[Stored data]
━━━━━━━━━━
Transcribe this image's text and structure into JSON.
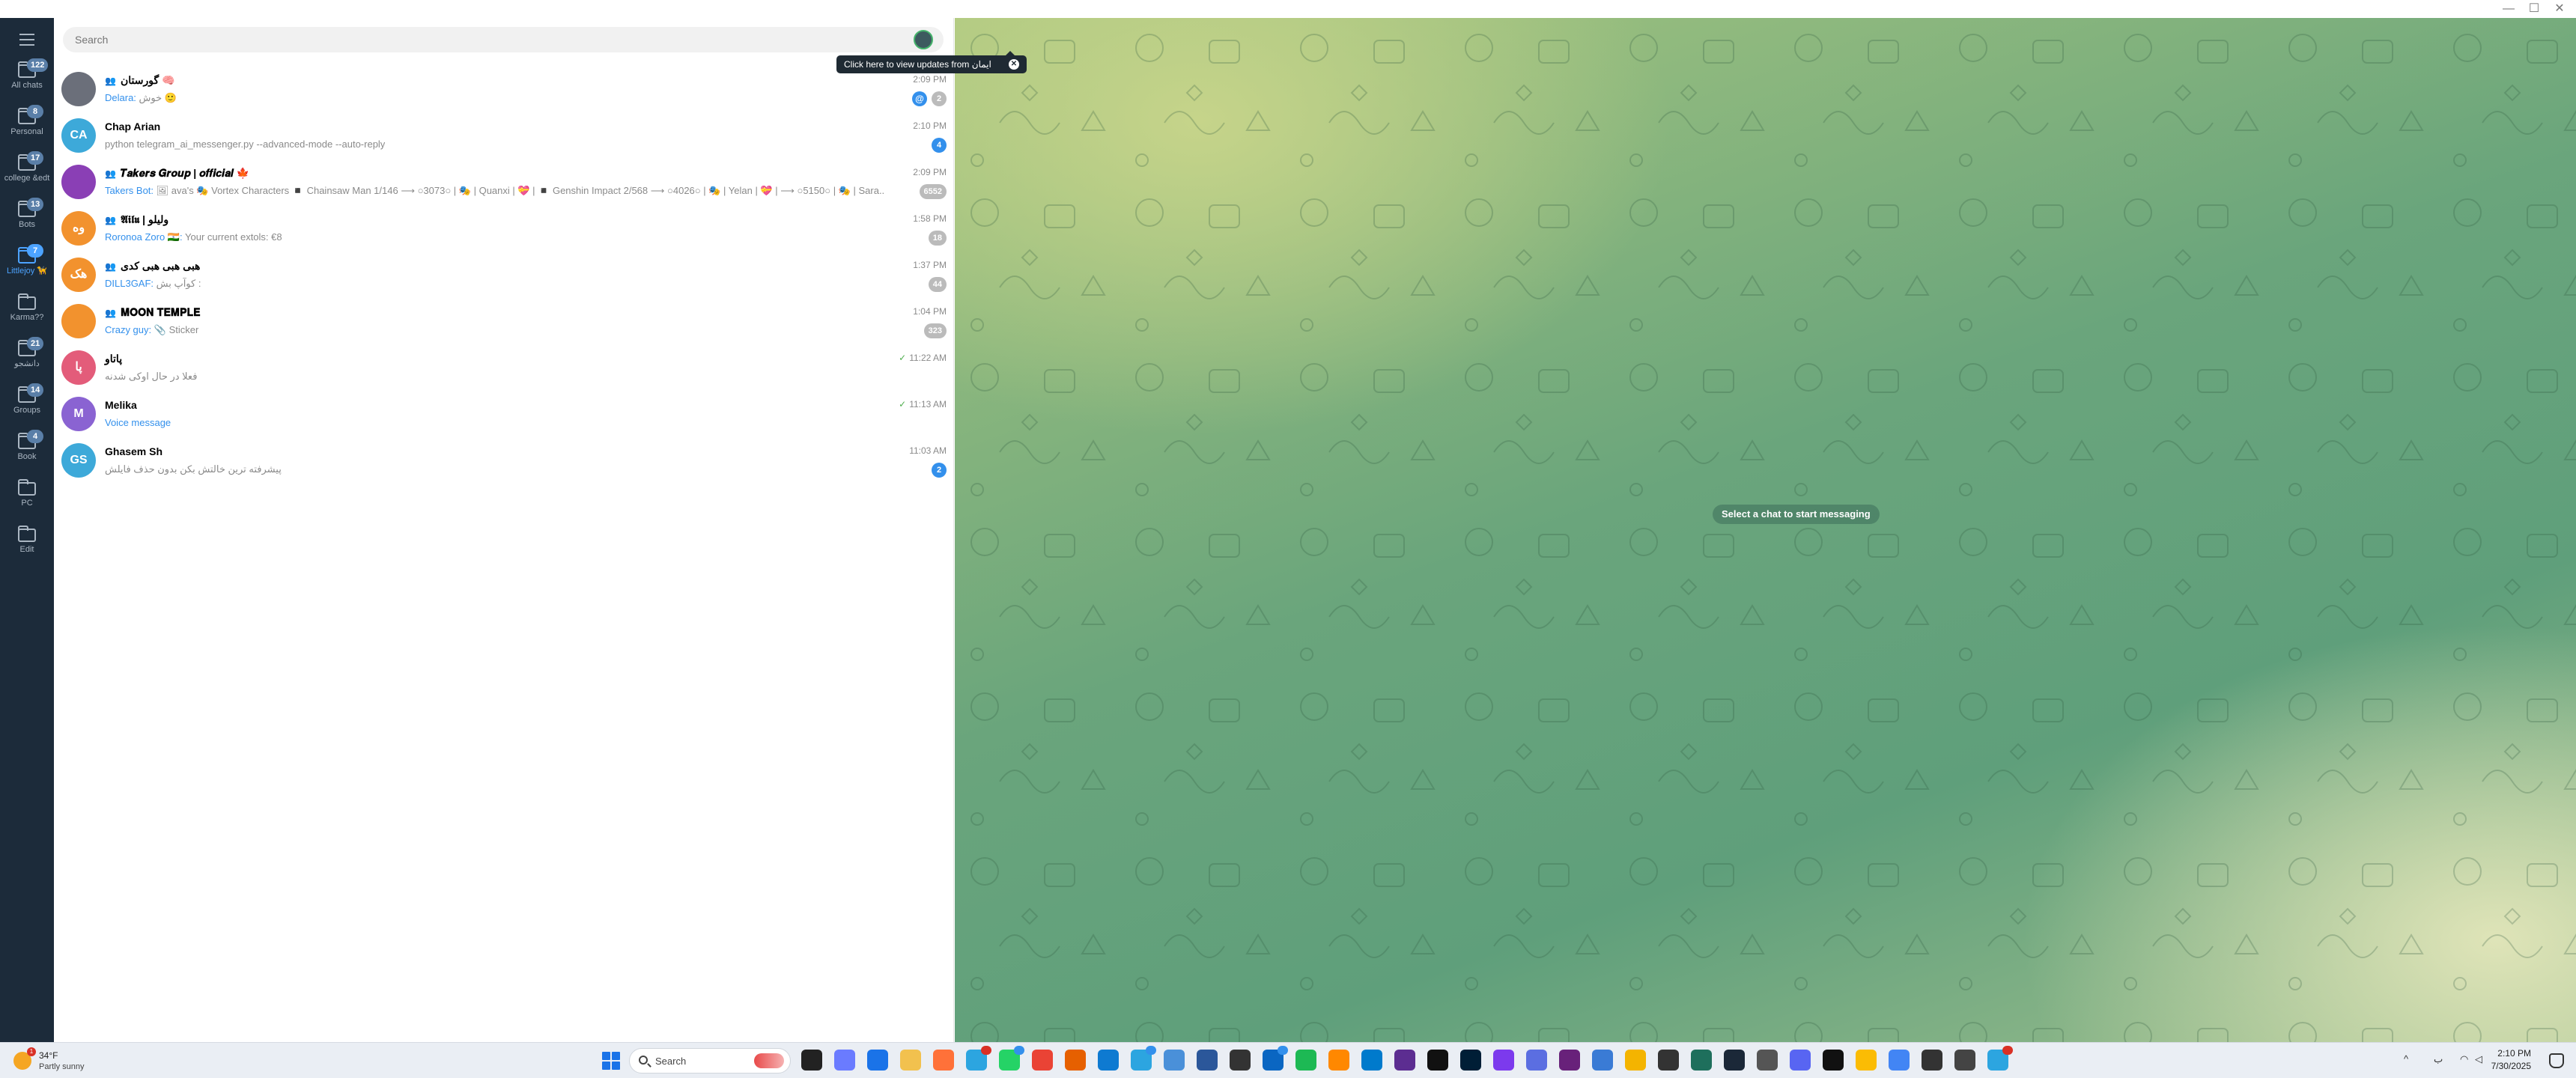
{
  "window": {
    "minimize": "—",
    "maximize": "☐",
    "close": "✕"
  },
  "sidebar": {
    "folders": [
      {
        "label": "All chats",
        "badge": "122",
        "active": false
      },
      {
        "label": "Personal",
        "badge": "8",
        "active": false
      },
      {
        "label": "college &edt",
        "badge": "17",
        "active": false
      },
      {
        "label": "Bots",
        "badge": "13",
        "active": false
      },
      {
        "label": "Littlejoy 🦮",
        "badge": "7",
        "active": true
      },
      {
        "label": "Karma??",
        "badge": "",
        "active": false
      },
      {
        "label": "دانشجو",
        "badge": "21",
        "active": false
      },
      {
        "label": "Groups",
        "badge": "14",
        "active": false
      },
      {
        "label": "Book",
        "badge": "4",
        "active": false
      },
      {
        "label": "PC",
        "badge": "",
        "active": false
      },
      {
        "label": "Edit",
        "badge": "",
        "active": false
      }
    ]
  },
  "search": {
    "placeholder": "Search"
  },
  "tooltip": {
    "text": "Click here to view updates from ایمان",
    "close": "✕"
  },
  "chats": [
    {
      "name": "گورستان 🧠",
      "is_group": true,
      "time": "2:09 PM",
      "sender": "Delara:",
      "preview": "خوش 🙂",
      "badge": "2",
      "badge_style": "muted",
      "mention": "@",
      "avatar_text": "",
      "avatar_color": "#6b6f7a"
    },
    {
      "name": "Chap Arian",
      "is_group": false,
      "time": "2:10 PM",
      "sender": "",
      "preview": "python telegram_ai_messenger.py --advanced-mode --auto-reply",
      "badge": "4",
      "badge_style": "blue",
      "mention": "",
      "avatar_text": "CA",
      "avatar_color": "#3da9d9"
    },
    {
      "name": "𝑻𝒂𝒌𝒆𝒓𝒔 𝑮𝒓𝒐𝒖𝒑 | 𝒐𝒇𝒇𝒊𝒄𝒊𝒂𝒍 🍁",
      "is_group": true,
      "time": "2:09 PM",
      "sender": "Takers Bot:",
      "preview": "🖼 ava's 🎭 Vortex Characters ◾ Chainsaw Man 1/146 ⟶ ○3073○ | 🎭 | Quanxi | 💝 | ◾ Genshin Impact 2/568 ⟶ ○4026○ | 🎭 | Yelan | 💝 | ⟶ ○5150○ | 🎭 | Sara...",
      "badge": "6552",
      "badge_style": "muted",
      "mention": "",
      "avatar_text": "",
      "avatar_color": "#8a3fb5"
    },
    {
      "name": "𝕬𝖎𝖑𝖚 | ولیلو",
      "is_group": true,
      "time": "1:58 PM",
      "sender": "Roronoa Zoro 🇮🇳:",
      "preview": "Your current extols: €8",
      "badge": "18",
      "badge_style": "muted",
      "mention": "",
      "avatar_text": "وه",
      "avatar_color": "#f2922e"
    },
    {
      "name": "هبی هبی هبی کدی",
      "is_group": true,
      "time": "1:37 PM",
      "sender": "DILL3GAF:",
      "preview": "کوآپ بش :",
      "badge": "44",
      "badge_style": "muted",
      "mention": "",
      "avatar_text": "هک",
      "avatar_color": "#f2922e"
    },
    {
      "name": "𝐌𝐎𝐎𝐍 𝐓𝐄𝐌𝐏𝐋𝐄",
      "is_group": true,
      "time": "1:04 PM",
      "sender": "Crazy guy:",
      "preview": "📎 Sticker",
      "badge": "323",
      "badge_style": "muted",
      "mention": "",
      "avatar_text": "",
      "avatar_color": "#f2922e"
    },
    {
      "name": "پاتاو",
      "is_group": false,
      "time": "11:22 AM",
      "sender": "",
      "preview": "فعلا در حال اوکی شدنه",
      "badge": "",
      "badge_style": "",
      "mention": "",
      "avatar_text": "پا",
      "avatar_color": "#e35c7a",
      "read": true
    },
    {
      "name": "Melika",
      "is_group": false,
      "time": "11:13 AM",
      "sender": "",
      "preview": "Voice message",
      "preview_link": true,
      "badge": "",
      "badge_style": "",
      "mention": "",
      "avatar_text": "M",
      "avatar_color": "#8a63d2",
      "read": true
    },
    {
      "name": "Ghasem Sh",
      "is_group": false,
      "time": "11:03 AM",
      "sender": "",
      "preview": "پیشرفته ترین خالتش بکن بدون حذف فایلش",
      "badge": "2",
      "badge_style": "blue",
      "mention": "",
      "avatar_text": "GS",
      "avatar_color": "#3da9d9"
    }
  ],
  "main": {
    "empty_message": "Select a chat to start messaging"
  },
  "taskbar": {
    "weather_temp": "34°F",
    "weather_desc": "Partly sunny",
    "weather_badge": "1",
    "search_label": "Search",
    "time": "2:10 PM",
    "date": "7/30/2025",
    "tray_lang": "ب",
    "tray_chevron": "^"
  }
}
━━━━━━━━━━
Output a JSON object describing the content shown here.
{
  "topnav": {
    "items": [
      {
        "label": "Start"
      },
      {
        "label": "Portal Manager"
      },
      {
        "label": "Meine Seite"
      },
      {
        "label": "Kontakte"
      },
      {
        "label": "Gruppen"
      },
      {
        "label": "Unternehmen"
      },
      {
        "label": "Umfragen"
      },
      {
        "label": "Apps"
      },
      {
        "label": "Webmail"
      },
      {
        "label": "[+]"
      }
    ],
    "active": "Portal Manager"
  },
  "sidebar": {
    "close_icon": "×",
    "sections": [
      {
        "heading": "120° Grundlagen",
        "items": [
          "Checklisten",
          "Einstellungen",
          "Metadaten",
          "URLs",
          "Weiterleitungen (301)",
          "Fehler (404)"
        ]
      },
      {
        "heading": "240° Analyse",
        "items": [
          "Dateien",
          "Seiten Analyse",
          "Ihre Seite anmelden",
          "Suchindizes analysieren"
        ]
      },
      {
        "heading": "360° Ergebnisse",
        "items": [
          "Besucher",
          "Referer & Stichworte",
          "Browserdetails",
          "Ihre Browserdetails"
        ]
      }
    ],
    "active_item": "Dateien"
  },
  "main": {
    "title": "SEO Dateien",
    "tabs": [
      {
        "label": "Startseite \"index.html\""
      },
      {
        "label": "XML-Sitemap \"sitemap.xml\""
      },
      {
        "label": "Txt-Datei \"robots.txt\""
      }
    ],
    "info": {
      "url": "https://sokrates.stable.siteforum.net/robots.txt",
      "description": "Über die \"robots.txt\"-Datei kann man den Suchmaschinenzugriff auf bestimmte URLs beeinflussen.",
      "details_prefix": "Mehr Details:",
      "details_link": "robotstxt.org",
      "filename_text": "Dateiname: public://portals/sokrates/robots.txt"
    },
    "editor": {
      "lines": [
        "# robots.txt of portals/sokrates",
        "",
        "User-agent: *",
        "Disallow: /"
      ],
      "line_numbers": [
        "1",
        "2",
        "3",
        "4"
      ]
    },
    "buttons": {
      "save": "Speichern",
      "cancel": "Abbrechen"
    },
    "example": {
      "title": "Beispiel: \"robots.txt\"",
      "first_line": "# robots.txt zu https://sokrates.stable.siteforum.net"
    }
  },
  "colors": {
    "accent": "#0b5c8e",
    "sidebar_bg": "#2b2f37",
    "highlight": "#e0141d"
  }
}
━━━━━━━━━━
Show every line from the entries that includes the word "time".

      "time": "2:09 PM",
      "time": "2:10 PM",
      "time": "2:09 PM",
      "time": "1:58 PM",
      "time": "1:37 PM",
      "time": "1:04 PM",
      "time": "11:22 AM",
      "time": "11:13 AM",
      "time": "11:03 AM",
    "time": "2:10 PM",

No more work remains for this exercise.